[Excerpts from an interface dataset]
===

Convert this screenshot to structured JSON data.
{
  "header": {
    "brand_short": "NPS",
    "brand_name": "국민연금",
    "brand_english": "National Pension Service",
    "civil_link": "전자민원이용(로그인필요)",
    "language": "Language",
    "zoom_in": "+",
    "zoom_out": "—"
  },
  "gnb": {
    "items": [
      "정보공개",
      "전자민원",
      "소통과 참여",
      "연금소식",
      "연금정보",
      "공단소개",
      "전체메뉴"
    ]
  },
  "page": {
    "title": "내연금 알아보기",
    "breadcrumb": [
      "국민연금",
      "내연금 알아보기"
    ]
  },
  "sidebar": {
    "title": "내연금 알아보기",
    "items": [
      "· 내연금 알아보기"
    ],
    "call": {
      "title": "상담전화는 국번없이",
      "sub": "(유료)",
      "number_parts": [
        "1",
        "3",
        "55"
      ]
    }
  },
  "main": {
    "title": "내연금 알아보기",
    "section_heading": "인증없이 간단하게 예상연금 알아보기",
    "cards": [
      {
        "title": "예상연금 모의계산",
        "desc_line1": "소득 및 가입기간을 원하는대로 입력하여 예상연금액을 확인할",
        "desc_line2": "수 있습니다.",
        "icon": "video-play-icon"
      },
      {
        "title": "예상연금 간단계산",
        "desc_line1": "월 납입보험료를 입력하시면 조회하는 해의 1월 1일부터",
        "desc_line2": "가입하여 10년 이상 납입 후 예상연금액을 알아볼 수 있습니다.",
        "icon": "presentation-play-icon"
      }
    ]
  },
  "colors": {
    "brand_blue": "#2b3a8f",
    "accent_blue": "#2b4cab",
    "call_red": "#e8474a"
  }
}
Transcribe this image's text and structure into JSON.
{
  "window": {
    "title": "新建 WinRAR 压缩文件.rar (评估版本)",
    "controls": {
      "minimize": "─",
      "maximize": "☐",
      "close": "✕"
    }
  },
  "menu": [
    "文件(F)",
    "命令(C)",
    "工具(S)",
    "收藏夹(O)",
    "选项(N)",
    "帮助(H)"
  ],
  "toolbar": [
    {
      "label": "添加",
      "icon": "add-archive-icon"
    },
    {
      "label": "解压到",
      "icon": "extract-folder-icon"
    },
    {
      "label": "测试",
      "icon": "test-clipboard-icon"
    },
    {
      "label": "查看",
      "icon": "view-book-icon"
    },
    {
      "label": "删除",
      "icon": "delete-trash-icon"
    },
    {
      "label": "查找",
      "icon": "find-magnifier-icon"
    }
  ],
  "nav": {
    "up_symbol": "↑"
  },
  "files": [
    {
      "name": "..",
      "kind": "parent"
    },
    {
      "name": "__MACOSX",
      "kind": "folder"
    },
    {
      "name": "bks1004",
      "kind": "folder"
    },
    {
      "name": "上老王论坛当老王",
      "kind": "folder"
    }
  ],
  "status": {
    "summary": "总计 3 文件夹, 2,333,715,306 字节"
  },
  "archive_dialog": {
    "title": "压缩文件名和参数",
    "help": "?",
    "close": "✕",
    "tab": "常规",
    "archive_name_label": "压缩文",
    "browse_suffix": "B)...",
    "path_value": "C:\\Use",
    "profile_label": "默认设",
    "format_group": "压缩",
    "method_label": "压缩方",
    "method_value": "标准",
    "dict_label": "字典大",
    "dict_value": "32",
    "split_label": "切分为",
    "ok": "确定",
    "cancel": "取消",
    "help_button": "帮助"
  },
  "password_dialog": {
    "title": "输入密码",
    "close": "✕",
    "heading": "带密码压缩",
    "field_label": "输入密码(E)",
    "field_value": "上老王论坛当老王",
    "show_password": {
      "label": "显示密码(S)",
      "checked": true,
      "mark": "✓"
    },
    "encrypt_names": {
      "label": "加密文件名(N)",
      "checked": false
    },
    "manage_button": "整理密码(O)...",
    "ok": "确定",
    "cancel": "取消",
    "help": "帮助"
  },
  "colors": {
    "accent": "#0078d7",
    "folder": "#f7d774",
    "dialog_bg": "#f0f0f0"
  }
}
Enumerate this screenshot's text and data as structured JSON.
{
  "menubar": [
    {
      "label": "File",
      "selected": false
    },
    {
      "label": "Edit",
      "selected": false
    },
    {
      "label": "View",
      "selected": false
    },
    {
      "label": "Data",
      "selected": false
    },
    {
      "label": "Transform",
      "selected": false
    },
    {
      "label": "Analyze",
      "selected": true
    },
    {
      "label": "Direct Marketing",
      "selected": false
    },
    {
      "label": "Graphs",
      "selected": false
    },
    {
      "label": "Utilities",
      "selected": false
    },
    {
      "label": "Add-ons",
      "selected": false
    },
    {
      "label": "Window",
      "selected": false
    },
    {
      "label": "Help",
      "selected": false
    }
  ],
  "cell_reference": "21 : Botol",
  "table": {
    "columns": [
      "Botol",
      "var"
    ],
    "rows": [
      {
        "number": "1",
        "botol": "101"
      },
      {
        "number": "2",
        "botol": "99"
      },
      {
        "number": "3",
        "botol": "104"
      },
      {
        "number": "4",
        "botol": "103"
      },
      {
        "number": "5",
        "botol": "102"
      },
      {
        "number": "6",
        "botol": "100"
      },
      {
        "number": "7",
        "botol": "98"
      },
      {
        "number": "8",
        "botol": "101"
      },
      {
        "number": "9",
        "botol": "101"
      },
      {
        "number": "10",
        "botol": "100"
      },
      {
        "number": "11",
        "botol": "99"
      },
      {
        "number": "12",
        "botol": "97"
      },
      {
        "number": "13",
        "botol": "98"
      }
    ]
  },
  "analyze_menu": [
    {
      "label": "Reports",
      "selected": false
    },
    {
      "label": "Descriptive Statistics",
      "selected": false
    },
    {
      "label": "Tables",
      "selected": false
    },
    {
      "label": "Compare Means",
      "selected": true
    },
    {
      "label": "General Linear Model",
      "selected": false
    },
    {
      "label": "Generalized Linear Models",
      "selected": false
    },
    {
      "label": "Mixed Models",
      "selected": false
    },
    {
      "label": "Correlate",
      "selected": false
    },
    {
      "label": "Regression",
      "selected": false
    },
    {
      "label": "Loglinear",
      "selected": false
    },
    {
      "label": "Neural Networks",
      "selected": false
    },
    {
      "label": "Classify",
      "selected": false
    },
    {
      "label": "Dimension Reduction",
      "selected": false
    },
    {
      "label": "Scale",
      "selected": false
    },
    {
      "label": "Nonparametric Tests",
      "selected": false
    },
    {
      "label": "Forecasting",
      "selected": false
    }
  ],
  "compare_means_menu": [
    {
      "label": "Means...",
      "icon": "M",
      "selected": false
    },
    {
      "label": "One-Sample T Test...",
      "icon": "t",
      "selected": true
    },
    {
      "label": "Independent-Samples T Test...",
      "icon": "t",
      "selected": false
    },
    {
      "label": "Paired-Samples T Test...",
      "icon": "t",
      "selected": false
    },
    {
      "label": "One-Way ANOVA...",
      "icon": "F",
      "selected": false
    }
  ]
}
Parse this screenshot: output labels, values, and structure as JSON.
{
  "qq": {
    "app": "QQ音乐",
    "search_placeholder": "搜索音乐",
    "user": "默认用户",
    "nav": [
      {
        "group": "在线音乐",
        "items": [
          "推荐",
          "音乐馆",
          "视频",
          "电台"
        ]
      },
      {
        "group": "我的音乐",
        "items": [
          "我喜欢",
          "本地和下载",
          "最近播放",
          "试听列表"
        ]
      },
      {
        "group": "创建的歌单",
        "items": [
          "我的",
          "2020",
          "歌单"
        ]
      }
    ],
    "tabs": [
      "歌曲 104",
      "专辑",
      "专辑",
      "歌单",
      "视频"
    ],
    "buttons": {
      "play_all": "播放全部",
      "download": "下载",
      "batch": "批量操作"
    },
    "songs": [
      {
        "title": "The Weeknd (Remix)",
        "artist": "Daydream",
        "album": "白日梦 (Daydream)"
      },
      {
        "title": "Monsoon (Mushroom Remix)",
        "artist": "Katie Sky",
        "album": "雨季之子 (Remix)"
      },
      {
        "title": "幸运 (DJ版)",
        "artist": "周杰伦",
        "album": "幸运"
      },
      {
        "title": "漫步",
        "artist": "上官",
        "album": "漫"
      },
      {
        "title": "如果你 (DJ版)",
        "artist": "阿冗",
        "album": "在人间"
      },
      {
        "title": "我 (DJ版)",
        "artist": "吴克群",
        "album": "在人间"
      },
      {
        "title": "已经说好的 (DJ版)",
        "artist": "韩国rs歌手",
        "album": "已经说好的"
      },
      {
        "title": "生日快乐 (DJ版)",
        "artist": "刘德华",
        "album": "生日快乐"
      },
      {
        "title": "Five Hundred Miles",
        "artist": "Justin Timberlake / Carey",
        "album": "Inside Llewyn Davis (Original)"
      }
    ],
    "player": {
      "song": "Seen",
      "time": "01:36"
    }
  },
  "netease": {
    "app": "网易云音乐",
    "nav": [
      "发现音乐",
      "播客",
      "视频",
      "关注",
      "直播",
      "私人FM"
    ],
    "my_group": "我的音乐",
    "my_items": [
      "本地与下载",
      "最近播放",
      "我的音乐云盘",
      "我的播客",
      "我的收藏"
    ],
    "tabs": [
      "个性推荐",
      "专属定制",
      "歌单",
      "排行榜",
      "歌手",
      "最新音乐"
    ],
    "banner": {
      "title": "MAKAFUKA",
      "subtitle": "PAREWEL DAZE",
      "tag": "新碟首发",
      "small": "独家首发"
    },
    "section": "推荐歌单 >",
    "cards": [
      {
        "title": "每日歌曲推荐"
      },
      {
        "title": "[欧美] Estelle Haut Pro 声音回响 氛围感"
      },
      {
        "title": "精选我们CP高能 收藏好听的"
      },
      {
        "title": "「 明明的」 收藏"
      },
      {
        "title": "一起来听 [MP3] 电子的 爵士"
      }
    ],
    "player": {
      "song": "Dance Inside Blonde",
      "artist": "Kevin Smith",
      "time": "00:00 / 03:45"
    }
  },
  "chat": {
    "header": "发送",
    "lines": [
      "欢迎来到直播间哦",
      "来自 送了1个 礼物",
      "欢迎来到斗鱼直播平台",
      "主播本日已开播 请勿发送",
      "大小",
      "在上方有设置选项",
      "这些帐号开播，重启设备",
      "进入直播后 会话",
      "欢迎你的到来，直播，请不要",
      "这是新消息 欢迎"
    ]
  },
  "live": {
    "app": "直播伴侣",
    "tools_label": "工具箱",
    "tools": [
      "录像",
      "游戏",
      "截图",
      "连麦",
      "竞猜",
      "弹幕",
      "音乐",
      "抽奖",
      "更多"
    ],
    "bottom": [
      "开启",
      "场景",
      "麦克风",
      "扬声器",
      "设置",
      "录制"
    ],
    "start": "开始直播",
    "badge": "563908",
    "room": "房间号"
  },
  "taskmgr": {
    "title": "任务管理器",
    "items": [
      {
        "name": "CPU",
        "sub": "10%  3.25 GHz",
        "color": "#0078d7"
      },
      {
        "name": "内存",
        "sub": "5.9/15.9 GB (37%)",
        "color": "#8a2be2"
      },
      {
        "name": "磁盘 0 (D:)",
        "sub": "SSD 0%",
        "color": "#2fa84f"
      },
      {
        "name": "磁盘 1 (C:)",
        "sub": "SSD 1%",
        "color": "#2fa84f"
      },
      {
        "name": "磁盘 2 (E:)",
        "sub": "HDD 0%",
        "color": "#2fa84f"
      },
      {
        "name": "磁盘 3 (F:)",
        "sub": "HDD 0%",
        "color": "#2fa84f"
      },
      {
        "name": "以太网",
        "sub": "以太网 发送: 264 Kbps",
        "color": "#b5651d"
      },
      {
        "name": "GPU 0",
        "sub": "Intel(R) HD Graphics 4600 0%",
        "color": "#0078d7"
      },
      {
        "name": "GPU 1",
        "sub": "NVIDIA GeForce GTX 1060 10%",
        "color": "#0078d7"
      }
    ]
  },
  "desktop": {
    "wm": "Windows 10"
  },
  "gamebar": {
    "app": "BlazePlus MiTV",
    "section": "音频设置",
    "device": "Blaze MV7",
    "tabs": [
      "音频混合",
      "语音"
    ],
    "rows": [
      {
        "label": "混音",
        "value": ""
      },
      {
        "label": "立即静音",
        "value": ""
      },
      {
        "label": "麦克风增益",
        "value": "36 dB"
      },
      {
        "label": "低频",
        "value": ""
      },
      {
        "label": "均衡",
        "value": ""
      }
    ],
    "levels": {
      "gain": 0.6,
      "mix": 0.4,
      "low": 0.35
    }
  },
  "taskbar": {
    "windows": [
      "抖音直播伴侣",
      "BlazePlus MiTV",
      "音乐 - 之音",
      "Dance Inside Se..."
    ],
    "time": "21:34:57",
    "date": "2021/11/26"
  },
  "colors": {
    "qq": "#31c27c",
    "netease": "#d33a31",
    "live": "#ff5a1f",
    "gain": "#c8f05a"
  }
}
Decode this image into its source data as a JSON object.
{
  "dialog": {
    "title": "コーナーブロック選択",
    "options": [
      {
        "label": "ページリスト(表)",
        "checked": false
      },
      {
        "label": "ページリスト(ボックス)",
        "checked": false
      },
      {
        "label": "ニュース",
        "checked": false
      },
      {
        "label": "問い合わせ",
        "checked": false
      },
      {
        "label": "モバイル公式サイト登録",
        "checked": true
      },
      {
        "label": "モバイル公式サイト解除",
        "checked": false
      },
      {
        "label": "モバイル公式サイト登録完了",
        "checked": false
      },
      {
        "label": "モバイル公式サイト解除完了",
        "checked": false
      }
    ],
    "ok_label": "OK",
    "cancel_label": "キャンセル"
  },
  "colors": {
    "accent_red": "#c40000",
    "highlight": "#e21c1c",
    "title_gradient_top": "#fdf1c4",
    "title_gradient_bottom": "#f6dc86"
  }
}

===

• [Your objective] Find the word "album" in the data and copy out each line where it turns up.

• [Solution to the exercise]
        "album": "白日梦 (Daydream)"
        "album": "雨季之子 (Remix)"
        "album": "幸运"
        "album": "漫"
        "album": "在人间"
        "album": "在人间"
        "album": "已经说好的"
        "album": "生日快乐"
        "album": "Inside Llewyn Davis (Original)"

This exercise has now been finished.